The data below:

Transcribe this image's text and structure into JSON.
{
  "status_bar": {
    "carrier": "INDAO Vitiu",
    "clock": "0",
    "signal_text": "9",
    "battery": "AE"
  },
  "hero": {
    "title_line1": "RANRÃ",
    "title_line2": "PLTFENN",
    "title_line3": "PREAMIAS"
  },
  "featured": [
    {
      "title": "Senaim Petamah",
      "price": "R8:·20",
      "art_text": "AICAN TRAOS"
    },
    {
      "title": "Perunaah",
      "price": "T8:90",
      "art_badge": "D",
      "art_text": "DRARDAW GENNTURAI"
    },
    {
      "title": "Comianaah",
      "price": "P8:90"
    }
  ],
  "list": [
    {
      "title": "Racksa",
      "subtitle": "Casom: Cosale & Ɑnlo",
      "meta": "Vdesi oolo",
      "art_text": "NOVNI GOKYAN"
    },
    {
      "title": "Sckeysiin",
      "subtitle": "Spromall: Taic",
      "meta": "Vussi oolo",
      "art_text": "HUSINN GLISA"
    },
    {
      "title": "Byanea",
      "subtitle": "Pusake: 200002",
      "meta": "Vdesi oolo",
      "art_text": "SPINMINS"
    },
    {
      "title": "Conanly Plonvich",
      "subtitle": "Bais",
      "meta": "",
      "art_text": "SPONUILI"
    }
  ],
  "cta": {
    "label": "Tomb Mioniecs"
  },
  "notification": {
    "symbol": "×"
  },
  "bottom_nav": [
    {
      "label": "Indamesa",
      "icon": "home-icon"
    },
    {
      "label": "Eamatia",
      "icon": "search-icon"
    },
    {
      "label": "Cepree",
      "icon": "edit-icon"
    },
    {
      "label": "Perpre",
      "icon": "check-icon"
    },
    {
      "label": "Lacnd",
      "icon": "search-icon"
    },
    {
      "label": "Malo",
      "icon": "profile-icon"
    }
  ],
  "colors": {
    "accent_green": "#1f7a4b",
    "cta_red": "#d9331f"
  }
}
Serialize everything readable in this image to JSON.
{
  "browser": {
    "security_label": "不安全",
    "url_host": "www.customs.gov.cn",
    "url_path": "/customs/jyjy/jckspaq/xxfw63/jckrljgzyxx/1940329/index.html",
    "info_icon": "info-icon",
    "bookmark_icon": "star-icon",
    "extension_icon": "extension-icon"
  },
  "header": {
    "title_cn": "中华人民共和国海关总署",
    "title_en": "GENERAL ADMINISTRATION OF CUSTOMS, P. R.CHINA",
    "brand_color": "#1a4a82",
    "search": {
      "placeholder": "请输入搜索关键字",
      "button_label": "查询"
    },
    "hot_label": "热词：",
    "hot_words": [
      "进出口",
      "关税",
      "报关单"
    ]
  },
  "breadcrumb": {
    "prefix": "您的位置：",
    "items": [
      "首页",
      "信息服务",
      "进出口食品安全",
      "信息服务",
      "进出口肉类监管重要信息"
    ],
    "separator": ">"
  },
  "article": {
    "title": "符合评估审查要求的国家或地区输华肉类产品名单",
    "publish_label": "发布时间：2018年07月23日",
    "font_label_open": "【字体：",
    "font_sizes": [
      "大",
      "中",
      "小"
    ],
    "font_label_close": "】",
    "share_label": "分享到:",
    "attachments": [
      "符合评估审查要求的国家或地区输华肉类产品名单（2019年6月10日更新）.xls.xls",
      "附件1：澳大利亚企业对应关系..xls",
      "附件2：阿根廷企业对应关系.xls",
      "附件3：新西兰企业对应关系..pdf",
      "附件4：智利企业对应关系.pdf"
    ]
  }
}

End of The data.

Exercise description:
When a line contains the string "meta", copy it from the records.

Task response:
      "meta": "Vdesi oolo",
      "meta": "Vussi oolo",
      "meta": "Vdesi oolo",
      "meta": "",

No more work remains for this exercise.